One of the most common questions we’ve been asked is when to use an ice pack or a heat pack for an injury.

Many people aren’t sure, so often they use the opposite therapy or don’t do anything when they hurt themselves. If we don’t do anything or use the incorrect therapy during the initial stages, it can hinder the recovery process.

Read on to find out how you can speed up your recovery by learning when to ice or heat an injury.

Ice Pack Treatments / Cold Therapy

Cold Therapy is usually effective for either a new injury or a sudden flare up of old injuries.

This is because majority of the initial pain is from the inflammation and swelling caused by the damaged anatomy. If you were to manage at least the swelling aspect of the injury, it would decrease the pain.

In addition to the decrease in swelling and pain, it can allow the manual practitioner (Chiropractor, Physiotherapist, Massage Therapist) to work on the damaged anatomy sooner to help your body repair the injured area faster.

Cold Therapy works by constricting the blood vessels around the injured area to slow the chemical reactions that would cause the swelling or inflammation. As a result, it decreases nerve sensitivity reducing pain and discomfort.

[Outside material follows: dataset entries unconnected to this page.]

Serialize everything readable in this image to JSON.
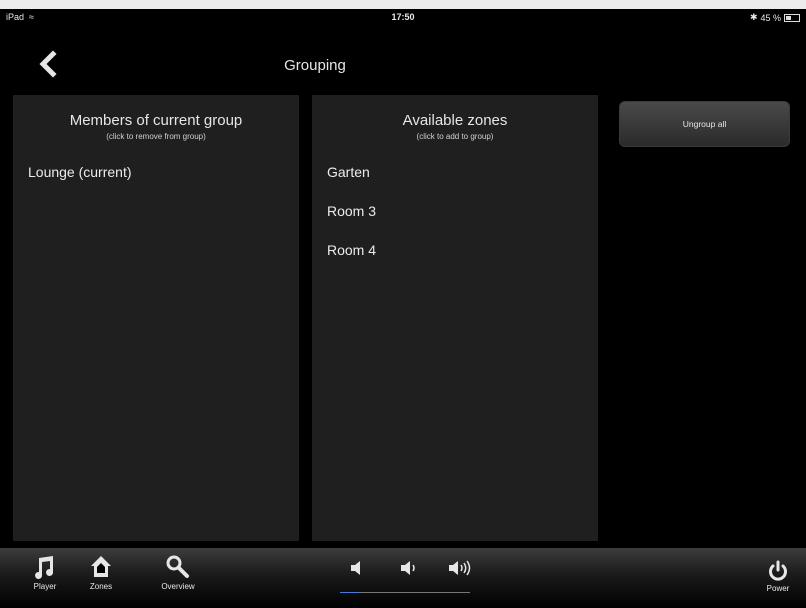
{
  "status": {
    "device": "iPad",
    "time": "17:50",
    "battery_text": "45 %",
    "battery_level": 0.45
  },
  "header": {
    "title": "Grouping"
  },
  "members": {
    "title": "Members of current group",
    "subtitle": "(click to remove from group)",
    "items": [
      "Lounge (current)"
    ]
  },
  "available": {
    "title": "Available zones",
    "subtitle": "(click to add to group)",
    "items": [
      "Garten",
      "Room 3",
      "Room 4"
    ]
  },
  "actions": {
    "ungroup_label": "Ungroup all"
  },
  "toolbar": {
    "player": "Player",
    "zones": "Zones",
    "overview": "Overview",
    "power": "Power",
    "volume_level": 0.15
  },
  "colors": {
    "background": "#000000",
    "panel": "#1f1f1f",
    "text": "#e6e6e6",
    "accent": "#4a78d8"
  }
}
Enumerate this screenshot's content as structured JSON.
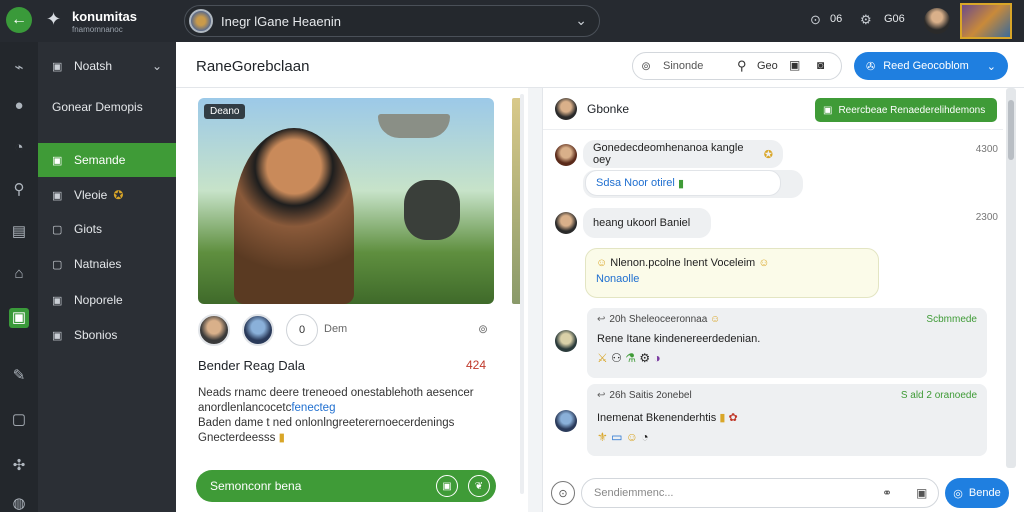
{
  "app": {
    "brand": "konumitas",
    "brand_sub": "fnamomnanoc",
    "search_text": "Inegr lGane Heaenin",
    "stat1": "06",
    "stat2": "G06"
  },
  "sidebar": {
    "items": [
      {
        "label": "Noatsh",
        "icon": "▣"
      },
      {
        "label": "Gonear Demopis",
        "icon": ""
      },
      {
        "label": "Semande",
        "icon": "▣"
      },
      {
        "label": "Vleoie",
        "icon": "▣",
        "badge": "✪"
      },
      {
        "label": "Giots",
        "icon": "▢"
      },
      {
        "label": "Natnaies",
        "icon": "▢"
      },
      {
        "label": "Noporele",
        "icon": "▣"
      },
      {
        "label": "Sbonios",
        "icon": "▣"
      }
    ]
  },
  "header": {
    "title": "RaneGorebclaan",
    "search_placeholder": "Sinonde",
    "search_label": "Geo",
    "primary_button": "Reed Geocoblom"
  },
  "post": {
    "image_tag": "Deano",
    "reaction_count": "0",
    "reaction_label": "Dem",
    "title": "Bender Reag Dala",
    "value": "424",
    "body_line1": "Neads rnamc deere treneoed onestablehoth aesencer",
    "body_line2_a": "anordlenlancocetc",
    "body_line2_link": "fenecteg",
    "body_line3": "Baden dame t ned onlonlngreeterernoecerdenings",
    "body_line4": "Gnecterdeesss",
    "action_button": "Semonconr bena"
  },
  "chat": {
    "head_name": "Gbonke",
    "head_button": "Reercbeae Renaederelihdemons",
    "messages": [
      {
        "text": "Gonedecdeomhenanoa kangle oey",
        "time": "4300"
      },
      {
        "text": "Sdsa Noor otirel",
        "time": ""
      },
      {
        "text": "heang ukoorl Baniel",
        "time": "2300"
      },
      {
        "text": "Nlenon.pcolne lnent Voceleim",
        "sub": "Nonaolle",
        "time": ""
      },
      {
        "meta": "20h Sheleoceeronnaa",
        "meta_right": "Scbmmede",
        "text": "Rene Itane kindenereerdedenian.",
        "time": ""
      },
      {
        "meta": "26h Saitis 2onebel",
        "meta_right": "S ald 2 oranoede",
        "text": "Inemenat Bkenenderhtis",
        "time": ""
      }
    ],
    "input_placeholder": "Sendiemmenc...",
    "send_label": "Bende"
  }
}
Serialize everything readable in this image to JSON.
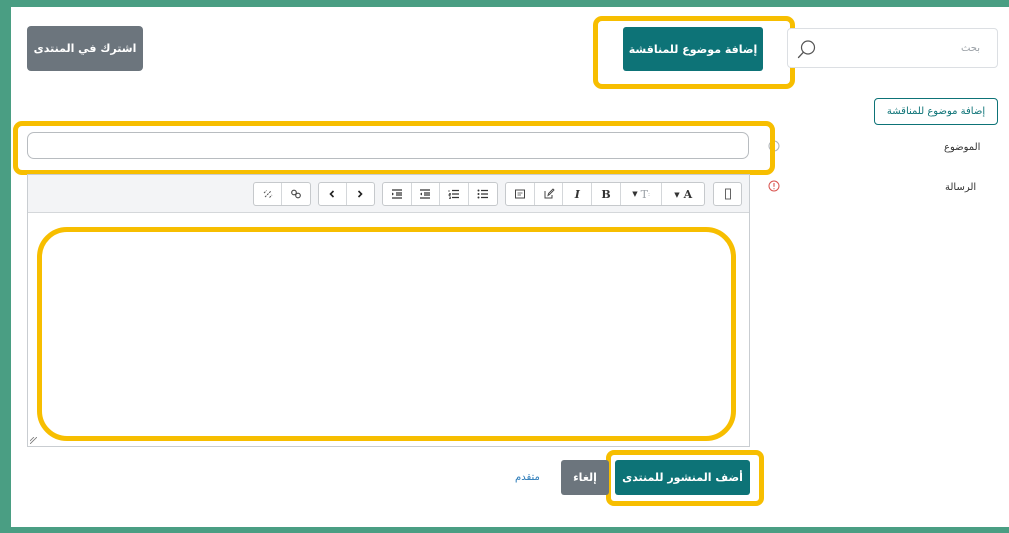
{
  "header": {
    "subscribe_button": "اشترك في المنتدى",
    "add_topic_button": "إضافة موضوع للمناقشة",
    "search_placeholder": "بحث"
  },
  "form": {
    "add_topic_outline_button": "إضافة موضوع للمناقشة",
    "subject_label": "الموضوع",
    "subject_value": "",
    "message_label": "الرسالة",
    "message_body": ""
  },
  "toolbar": {
    "groups": [
      [
        "unlink-icon",
        "link-icon"
      ],
      [
        "chevron-left-icon",
        "chevron-right-icon"
      ],
      [
        "indent-icon",
        "outdent-icon",
        "ordered-list-icon",
        "bullet-list-icon"
      ],
      [
        "media-icon",
        "edit-icon",
        "italic",
        "bold",
        "font-size",
        "font-color"
      ],
      [
        "expand-icon"
      ]
    ],
    "italic_label": "I",
    "bold_label": "B",
    "font_size_label": "T",
    "font_color_label": "A"
  },
  "footer": {
    "post_button": "أضف المنشور للمنتدى",
    "cancel_button": "إلغاء",
    "advanced_link": "متقدم"
  },
  "colors": {
    "frame": "#4a9e83",
    "primary": "#0d7377",
    "secondary": "#6c757d",
    "highlight": "#f7be00",
    "link": "#2a7ab8",
    "required": "#d9534f"
  }
}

Common Types of Injuries You Should Apply Ice To:

» Ankle sprains

» Knee sprains

» Muscle or joint sprains

» Red, hot or swollen body areas

» Acute pain after intense exercise

To use the ice pack effectively:

» Attend to the injury within the first 24-72 hours

» Place a small towel in between the ice pack and your skin to prevent frostbite

» Use an ice pack, bag of crushed ice, or bag of frozen vegetables for 10 minutes every hour, all day if possible*

*This time frame may change if clinically indicated

Extra Tip:
A warm moist towel next to the skin and place the cold pack above it can result in a more pleasant and gradual cooling of the area to be treated.

Contraindications for Cold Therapy:

» People with cardiac issues e.g. angina pectoris, cardiac dysfunctions or arterial insufficiency

» Opens wounds over 48-72 hrs after injury

» Increased sensitivity to the cold (Raynaud’s disease, uticaria, multiple sclerosis)

» People with areas where there is a loss of sensation

Heat Pack Treatments / Heat Therapy

Heat Therapy is usually effective for chronic or ongoing aches and pains.

This is because the pain is most likely due to the tired muscles overworking either from an old injury that has not fully healed, or from an overused joint resulting in wear and tear to the area.

Heat therapy can help tired muscles by dilating the blood vessels to promote tissue healing by increasing blood flow into the muscle(s), providing it with more oxygen and nutrients. It can also increase the tissue elasticity to reduce muscle spasm which decreases that stiff achy pain.

Common Types of Injuries You Should Apply Heat To:

» Muscle pain or soreness

» Stiff joints

» Arthritic aches (Not during flare ups)

» Old or recurring injuries (Not during flare ups)

To use the heat pack effectively:

» Place a small towel in between the heat and your skin to prevent burns

» Make sure it is a warm temperature to avoid burns

» Use a warm heat pack or wheat bag for 20 mins every hour*

» Do not apply heat for an extended period of time

*This time frame may change if clinically indicated

Contraindications for Heat Therapy:

» Acute inflammatory conditions

» Fever

» Cancer and infections

» People with cardiac issues – the heart may not be able to tolerate additional stress

» Adults over 60 years old, children under 4 years old; this is because of an unreliable thermoregulation that may lead to fever

» People with a peripheral vascular disease

By learning and applying the correct therapy during an injury, you are helping yourself to heal faster and also your health care team to focus on diagnosing and treating the anatomy that lead to the injury in the first place.
If you would like more help to reduce your pain or to learn how to prevent the injury, please call Aurum Health Care on 9899 1416.